- ✿ Let them know about the Victims of Crime Act of 1984. Although this is mostly used in emergencies and extreme scenarios, once Medicaid and other insurance has already been applied, the Victims of Crime Act of 1984 can provide financial compensation for medical and psychological care. Although it might vary from state to state, most compensation funds require that the survivor reports the assault within 72 hours of its occurrence. Given the short time frame of eligibility, it is important to mention that the Act exists, even if the survivor does not pursue that route. On average, compensation is around $25,000 however it might vary from state to state. More on the act is linked here.
- ✿ Remind them that they are loved and that you will continue to listen to them and support them.
By taking care of your own mental health and establishing your own boundaries, you will actually be a better support system for a survivor. Your job isn’t to be a therapist, it’s to be a support system and a friend.
Important things to remember when supporting a survivor
While the 10 step plan can help you maneauver a conversation with someone who confides in you about their assault, there are some other important facts to remember about sexual assault and recovery.

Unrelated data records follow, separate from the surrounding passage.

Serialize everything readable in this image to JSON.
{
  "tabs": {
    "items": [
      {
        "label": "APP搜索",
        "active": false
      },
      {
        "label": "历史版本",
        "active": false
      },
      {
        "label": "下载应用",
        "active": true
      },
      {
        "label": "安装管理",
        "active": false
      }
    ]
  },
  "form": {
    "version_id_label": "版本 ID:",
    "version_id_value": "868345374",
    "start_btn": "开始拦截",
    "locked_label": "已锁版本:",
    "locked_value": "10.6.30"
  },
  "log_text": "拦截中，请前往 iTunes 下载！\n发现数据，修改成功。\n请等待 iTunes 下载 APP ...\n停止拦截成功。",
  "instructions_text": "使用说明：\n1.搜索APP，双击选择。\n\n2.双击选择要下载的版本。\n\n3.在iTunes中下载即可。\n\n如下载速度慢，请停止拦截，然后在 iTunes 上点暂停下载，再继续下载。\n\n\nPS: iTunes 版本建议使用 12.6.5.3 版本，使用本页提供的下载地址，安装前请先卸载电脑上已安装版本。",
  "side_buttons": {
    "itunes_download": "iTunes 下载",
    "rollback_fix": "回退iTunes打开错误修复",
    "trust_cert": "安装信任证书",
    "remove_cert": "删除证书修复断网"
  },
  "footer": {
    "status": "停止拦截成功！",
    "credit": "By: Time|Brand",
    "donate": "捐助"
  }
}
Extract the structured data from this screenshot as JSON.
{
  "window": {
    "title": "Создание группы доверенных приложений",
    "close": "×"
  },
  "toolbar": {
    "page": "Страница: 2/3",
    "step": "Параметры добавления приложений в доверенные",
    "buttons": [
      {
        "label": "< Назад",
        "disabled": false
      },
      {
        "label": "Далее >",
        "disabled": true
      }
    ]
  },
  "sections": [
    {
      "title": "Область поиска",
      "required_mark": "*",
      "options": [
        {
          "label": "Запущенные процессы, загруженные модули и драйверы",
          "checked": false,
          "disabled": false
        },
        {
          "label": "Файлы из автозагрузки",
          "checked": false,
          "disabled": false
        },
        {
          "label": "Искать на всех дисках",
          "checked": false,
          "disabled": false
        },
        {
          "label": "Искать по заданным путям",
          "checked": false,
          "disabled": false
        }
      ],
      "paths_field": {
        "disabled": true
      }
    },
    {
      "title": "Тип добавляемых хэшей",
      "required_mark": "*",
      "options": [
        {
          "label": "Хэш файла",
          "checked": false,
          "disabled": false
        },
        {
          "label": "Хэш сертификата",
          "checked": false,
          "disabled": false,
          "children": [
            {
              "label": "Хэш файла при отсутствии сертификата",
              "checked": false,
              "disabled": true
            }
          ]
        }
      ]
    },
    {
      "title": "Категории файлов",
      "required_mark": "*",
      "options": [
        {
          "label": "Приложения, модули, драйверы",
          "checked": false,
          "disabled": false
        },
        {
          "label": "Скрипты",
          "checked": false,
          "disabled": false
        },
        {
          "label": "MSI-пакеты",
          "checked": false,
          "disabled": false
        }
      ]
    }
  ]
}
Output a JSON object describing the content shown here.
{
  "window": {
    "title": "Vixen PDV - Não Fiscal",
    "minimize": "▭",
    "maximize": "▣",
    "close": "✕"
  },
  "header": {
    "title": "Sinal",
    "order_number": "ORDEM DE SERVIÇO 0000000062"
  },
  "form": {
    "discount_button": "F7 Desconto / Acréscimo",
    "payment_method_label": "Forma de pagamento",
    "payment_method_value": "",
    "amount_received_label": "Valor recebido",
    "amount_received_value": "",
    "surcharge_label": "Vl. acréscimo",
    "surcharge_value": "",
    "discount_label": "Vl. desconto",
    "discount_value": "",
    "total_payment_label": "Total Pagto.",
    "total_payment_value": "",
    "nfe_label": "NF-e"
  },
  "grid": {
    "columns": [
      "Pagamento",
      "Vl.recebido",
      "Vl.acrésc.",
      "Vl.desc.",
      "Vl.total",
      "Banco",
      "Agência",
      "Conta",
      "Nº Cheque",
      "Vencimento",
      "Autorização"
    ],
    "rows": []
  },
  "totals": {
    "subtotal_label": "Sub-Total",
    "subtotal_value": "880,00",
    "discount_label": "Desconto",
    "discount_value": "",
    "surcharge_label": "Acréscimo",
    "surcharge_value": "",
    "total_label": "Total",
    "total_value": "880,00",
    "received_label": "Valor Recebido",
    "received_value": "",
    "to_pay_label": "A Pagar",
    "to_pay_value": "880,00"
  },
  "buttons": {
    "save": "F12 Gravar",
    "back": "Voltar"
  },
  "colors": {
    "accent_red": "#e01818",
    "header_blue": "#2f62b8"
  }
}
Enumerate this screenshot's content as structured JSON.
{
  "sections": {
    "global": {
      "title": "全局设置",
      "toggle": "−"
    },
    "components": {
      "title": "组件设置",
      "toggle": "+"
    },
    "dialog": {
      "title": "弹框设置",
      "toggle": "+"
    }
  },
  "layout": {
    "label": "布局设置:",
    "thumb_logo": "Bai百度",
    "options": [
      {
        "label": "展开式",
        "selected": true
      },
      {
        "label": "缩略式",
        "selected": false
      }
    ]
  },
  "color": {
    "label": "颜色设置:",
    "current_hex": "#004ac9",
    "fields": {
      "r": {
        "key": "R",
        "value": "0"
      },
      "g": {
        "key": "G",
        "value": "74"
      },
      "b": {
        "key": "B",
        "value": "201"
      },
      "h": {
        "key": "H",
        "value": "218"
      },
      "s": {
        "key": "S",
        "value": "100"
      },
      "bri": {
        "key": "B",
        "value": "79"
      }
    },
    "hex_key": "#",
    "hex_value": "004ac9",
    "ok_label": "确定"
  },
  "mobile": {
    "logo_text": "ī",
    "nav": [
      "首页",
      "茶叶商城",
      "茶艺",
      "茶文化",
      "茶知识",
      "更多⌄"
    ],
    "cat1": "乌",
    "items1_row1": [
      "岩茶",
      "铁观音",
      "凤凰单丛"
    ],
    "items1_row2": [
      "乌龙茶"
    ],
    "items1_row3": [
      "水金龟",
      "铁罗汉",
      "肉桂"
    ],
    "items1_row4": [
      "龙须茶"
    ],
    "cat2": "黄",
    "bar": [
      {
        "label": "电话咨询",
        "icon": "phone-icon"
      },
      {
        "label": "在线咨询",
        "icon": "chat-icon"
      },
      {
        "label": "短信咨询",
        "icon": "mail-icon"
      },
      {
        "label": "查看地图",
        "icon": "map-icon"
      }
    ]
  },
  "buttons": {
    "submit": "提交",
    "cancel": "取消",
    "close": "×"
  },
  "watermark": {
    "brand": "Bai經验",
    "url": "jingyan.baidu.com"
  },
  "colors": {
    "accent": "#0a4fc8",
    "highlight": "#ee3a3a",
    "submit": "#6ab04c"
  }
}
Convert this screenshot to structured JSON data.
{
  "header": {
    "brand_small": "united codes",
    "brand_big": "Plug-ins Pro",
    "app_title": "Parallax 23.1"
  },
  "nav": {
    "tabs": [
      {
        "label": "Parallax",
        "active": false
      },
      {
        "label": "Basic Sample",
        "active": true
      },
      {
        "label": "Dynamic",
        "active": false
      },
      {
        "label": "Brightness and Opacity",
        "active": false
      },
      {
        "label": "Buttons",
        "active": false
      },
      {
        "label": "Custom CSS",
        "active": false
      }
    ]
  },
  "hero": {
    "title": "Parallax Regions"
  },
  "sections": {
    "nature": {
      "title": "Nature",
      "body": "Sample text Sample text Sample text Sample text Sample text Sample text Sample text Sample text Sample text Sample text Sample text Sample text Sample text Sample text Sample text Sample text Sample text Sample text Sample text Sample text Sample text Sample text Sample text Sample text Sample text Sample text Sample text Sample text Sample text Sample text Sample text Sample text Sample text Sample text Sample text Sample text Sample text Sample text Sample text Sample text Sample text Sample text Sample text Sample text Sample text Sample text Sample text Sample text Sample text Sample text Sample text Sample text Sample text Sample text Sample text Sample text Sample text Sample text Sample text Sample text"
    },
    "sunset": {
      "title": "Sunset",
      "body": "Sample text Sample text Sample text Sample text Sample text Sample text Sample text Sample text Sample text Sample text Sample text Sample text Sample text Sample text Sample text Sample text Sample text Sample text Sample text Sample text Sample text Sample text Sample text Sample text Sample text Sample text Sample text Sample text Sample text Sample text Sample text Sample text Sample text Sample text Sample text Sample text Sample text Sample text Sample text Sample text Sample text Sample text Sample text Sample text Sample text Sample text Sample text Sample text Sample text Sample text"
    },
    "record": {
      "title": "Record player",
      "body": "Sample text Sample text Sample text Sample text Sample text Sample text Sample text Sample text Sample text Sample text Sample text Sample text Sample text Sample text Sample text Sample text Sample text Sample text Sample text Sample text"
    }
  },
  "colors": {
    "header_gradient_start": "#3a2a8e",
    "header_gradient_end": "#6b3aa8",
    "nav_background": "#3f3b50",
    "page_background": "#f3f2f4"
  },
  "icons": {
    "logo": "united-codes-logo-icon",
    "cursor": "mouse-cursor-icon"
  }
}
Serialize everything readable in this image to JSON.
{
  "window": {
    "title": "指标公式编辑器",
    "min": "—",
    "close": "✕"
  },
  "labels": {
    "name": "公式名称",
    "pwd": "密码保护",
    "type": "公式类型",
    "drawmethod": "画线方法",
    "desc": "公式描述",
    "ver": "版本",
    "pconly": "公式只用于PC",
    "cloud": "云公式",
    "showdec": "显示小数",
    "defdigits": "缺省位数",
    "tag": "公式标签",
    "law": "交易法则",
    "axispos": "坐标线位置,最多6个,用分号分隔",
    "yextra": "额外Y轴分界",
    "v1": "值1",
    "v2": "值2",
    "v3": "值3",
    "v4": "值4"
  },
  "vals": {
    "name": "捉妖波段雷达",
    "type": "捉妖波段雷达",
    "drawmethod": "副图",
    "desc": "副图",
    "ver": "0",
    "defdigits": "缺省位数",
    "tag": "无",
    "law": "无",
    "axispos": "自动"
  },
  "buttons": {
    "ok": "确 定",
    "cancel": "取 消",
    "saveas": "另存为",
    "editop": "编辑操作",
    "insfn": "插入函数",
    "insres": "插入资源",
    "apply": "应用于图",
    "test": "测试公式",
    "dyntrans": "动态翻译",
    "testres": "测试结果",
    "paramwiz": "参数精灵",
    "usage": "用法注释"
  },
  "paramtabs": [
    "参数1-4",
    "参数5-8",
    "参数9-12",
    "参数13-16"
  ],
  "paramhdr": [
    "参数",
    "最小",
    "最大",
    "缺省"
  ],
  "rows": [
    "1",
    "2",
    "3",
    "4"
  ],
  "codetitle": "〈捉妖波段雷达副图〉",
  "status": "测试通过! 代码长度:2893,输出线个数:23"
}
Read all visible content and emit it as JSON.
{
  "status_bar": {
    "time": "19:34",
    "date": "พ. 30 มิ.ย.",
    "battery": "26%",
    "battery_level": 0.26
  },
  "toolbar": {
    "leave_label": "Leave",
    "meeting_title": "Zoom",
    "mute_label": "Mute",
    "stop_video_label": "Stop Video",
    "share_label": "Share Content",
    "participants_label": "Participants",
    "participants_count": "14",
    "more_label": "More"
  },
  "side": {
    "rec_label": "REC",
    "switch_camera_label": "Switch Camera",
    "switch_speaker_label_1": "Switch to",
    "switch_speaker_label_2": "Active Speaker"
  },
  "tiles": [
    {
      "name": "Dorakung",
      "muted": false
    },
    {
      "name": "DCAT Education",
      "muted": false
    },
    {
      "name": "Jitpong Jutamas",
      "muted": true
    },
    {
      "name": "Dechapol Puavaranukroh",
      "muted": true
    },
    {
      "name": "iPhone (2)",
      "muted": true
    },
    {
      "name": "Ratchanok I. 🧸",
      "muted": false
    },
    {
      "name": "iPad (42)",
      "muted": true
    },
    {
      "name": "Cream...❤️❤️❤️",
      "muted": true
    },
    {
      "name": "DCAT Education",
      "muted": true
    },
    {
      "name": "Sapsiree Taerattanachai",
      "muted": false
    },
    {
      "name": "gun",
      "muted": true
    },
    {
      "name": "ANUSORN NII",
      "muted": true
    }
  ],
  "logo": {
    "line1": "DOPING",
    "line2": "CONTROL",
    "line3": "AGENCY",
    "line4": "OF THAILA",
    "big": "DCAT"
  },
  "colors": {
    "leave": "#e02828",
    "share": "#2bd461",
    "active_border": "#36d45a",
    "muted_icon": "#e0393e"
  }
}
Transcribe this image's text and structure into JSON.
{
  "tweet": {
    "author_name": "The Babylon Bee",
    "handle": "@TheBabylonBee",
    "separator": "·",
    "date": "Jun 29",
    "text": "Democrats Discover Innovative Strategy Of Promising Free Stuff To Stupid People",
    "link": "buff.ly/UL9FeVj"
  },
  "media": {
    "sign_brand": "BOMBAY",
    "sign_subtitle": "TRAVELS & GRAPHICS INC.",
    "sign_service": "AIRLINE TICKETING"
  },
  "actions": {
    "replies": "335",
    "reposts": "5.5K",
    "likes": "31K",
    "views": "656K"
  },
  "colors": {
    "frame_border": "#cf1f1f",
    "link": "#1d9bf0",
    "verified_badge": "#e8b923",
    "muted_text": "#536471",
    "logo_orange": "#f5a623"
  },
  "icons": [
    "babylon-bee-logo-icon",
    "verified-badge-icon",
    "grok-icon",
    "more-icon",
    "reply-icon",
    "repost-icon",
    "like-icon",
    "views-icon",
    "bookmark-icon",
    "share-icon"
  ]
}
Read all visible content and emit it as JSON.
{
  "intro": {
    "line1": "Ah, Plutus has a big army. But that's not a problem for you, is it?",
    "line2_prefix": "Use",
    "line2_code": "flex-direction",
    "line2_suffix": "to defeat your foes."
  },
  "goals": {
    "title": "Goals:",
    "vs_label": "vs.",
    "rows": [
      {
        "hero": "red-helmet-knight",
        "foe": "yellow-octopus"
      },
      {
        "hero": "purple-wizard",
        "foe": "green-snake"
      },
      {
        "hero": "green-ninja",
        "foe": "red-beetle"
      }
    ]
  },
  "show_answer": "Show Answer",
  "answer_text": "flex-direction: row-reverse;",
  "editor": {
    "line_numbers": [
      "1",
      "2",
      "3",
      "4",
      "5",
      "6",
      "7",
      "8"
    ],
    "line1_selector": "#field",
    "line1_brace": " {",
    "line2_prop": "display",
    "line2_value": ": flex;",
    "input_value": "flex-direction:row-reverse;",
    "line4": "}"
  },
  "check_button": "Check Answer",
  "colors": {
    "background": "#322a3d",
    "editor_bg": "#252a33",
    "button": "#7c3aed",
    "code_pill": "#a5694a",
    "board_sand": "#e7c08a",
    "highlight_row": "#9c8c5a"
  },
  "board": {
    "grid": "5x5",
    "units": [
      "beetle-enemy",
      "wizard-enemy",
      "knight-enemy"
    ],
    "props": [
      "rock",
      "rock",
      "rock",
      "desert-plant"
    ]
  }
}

- ✿ Everyone heals differently. Some might be incredibly traumatized, while others processed the event fairly quickly. Do not push someone to heal faster or slower. They know themselves best.
- ✿ Don’t force them to tell you what happened. Re-telling the exact events might be just as traumatic as the original assault.
- ✿ Be aware of any shifts in behavior. This might include substance abuse, inconsistent sleep patterns, irritability and withdrawal from socialization. If you notice any of these shifts, you might want to check-in with them again and encourage them to start therapy or counseling as they might be depressed.
- ✿ Follow their lead. If they want space, give them space. If they want to stay busy, help them come up with things to do. It’s all up to them./li>
- ✿ Don’t be nosy. For example, it’s none of your business to ask about the results of their STI or STD tests. It’s also none of your business what they talk to their therapist about.
- ✿ Don’t gossip about what happened. This isn’t your story to tell. Respect the privacy of the situation.
- ✿ Believe them. It is also not your place to question the authenticity of their assault. Be a support system instead of isolating someone who is vulnerable and who was brave to tell you about their experience.
- ✿ If you are worried about the safety of the survivor, talk to a trusted adult about how to keep them safe.
- ✿ Don’t make jokes about rape, sexual assault or harrassment. These are literally never ok - or funny for that matter - but it is especially important to censor yourself when you are around a survivor.